Exercise goal: Below are the records; copy each line in which "data" occurs.

[Items from an interface collection]
========================
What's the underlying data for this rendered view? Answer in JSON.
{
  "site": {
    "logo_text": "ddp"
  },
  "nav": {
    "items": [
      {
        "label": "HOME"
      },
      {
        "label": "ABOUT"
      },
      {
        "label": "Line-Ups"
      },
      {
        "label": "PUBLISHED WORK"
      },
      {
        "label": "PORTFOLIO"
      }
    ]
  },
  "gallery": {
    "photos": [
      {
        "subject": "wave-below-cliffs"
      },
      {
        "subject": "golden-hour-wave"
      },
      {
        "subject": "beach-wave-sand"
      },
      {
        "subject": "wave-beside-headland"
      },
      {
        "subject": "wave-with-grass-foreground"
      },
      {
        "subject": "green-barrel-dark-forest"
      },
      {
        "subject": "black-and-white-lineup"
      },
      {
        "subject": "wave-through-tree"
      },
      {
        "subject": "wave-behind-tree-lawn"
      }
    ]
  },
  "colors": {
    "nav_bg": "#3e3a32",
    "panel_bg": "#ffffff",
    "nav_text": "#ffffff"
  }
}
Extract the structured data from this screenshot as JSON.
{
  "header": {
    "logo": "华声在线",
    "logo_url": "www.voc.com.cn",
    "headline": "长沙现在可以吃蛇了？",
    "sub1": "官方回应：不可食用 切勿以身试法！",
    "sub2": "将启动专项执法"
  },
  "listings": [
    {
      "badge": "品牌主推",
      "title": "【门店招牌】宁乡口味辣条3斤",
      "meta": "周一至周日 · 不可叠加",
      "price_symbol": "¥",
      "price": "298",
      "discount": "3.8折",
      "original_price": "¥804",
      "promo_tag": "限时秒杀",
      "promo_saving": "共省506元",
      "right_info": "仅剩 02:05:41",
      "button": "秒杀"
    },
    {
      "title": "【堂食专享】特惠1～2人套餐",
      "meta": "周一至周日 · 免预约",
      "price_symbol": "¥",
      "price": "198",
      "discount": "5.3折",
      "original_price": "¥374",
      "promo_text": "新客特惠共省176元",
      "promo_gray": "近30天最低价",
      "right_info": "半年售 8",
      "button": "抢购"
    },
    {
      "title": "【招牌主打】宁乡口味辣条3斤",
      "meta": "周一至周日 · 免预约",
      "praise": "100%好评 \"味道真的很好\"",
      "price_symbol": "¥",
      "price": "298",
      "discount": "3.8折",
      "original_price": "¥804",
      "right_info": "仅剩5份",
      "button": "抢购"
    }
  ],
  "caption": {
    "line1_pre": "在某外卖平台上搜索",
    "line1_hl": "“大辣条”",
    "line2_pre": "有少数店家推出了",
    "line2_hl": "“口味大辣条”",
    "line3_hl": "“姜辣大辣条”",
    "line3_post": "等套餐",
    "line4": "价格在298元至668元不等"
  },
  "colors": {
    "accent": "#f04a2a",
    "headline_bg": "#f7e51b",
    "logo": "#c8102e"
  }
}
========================
Output for this exercise:
What's the underlying data for this rendered view? Answer in JSON.
Extract the structured data from this screenshot as JSON.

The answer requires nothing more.